A Shared Vision
According to the World Health Organization, “2.4 billion people do not have access to any type of improved sanitation facility. About 2 million people die every year due to diarrheal diseases; most of them are children less than 5 years of age.”[i] The United Nation’s Millennium Development Goals Report from 2012 states that “sanitation coverage increased from 36 per cent in 1990 to 56 per cent in 2010 in the developing regions as a whole. Despite progress, almost half of the population in those regions … still lack access to improved sanitation facilities.”[ii] As sanitation goals remain out of reach, the associated health hazards and poor living conditions persist.
Unfortunately, established sewage system standards in developed countries do not provide a feasible model for developing countries which do not have sewage infrastructure, lack the economic means to build and sustain such elaborate systems, and do not have the water required to operate them. Resolving the sanitation issue in developing countries will require new, innovative sanitation solutions.
The Water, Sanitation and Hygiene program of the Bill & Melinda Gates Foundation has identified the sanitation challenge as their top priority. The foundation fosters the development of new technologies and tools that can help deliver sustainable sanitation where it is needed. As part of this strategy it is funding numerous investigations into a wide variety of potential technologies by universities and commercial entities worldwide. In April, 2013, Duke University received a ‘Reinvent the Toilet Challenge’ grant from the Gates Foundation to develop a demonstration unit for community scale sewage treatment.
The Gates Foundation diagram above depicts a sanitation solution that starts with the individual and the toilet, includes the storage, transportation and treatment of human waste, and ends, ideally, with safe, usable byproducts such as fertilizer, fuel or clean water. Engineers at Duke University and the University of Missouri are designing a unit that addresses the treatment of human waste and possible reuse of the system’s byproducts. It will sanitize the collected waste of approximately 1200 people—a neighborhood-scale solution. The goal of this project is to produce a demonstration unit that fits into a 20 ft. shipping container and will be ready for testing in a developing country by summer 2014. A successful design will have a running cost of less than 5 cents per person per day at commercial volumes.
The technology being employed to meet this challenge, supercritical water oxidation (SCWO), is promising because it works quickly and generates energy in the forms of hot water and steam from the treatment of human waste. Furthermore, it does not require prior dewatering or drying of fecal sludge, and it effectively eliminates all types of harmful organisms. SCWO technology has already been implemented in several research and commercial applications to treat waste products, including polychlorinated biphenyls (PCBs), chemical weapons and sewage sludge. Duke and the University of Missouri seek to demonstrate that both SCWO and supercritical water gasification (SCWG), a related technology, have prominent roles to play in solving the world’s sanitation challenges. In addition, we will produce a business model plan that quantifies and optimizes the economic, environmental and social benefits of the unit.

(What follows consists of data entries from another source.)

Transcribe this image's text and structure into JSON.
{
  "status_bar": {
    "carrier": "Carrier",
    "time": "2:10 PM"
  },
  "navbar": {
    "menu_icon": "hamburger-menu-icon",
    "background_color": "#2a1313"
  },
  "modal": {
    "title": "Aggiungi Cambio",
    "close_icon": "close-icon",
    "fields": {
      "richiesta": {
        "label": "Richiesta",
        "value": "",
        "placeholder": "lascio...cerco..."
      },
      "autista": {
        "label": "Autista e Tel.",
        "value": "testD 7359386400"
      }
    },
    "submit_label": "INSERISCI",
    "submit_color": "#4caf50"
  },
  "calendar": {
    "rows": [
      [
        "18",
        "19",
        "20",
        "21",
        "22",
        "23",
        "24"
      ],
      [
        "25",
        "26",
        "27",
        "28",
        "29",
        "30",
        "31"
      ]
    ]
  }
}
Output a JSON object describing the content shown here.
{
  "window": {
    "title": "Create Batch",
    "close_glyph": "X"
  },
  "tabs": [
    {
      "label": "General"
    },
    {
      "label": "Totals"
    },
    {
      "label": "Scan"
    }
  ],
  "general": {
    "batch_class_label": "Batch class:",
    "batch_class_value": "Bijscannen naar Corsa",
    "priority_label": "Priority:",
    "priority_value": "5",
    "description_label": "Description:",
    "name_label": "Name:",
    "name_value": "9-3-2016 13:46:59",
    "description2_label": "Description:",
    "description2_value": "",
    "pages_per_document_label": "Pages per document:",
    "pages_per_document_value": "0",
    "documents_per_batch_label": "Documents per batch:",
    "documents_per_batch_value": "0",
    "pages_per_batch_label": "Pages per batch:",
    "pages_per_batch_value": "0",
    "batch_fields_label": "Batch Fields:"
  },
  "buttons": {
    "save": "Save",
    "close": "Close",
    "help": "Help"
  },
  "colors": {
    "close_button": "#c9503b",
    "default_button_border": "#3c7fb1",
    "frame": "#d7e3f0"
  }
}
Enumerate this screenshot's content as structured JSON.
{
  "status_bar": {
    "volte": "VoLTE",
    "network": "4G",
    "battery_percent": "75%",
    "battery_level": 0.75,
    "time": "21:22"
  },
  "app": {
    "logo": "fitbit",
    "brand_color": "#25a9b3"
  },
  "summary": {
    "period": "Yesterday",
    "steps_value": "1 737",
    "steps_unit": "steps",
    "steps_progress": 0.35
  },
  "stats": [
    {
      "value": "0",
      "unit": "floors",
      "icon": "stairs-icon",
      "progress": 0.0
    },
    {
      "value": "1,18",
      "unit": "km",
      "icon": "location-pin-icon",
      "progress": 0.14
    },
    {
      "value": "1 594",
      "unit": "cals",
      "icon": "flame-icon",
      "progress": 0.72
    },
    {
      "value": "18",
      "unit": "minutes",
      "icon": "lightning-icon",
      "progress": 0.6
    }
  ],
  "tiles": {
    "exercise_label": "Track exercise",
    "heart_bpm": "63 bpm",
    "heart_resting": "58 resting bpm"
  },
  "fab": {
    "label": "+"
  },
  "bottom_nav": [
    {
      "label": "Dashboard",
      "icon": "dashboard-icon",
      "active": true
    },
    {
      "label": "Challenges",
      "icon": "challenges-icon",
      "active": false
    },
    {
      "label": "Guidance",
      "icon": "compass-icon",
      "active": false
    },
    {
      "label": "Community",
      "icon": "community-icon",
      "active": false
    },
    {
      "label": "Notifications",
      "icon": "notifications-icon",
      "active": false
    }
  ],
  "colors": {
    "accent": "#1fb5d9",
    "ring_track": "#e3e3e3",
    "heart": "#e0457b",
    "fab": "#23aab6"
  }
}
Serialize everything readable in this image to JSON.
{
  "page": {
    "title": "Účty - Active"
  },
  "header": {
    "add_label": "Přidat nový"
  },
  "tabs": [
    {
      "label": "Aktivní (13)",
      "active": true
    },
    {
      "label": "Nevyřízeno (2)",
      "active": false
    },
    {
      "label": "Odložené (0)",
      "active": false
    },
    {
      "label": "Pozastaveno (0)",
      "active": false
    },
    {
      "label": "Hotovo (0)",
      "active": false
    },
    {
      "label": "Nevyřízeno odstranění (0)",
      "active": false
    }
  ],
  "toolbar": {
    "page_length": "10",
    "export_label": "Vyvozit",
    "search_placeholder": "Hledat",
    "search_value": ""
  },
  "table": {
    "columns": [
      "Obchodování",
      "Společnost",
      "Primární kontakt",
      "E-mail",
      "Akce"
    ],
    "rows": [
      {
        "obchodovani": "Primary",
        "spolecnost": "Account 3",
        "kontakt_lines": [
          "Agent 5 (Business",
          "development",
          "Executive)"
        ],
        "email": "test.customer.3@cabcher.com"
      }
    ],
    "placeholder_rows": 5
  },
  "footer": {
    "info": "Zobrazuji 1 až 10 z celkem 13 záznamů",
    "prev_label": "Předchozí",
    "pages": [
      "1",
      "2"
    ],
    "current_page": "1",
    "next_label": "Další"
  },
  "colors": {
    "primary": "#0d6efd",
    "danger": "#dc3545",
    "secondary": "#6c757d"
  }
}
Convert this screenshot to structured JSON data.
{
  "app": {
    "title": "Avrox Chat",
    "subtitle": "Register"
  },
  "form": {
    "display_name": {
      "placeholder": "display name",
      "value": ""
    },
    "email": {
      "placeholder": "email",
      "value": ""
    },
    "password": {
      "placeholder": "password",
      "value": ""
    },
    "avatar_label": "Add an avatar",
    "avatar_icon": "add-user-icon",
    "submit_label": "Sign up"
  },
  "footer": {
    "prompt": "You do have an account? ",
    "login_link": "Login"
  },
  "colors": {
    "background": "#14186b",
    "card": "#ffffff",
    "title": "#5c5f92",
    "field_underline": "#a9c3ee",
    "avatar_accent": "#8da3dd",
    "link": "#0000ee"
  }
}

The project is being led by Marc Deshusses of Duke University’s Department of Civil and Environmental Engineering in collaboration with Jay Golden of Duke’s Center for Sustainability and Commerce. The Carbon Recycling Center, led by Bill Jacoby of the University of Missouri’s Biological Engineering Department, provides engineering expertise where the rubber meets the road. Some of the key challenges the team will be addressing include the corrosion associated with sewage at high temperature and pressure as well as designing a system that can be successfully operated in a low-tech environment. In parallel with the technology development, sustainability experts at Duke will be leading the environmental and socio-technological investigations of the value proposition and creating a business model for the sanitation solution. Throughout the project, existing research and first hand site visits to cities and neighborhoods in India, South Africa and possibly Ghana will be utilized to help inform the optimum design of the sewage treatment unit and lay out the best path toward commercial implementation.
The experimentation and design phase, using process development units at Missouri, took place in 2013. Construction of the demonstration unit in an actual shipping container is taking place at Duke in 2014. Near the end of the year, the demonstration unit will be tested at a local sewage treatment plant near Duke University in North Carolina. In future phases, the unit will be made ready for field testing in a chosen city in South Africa, India or Ghana.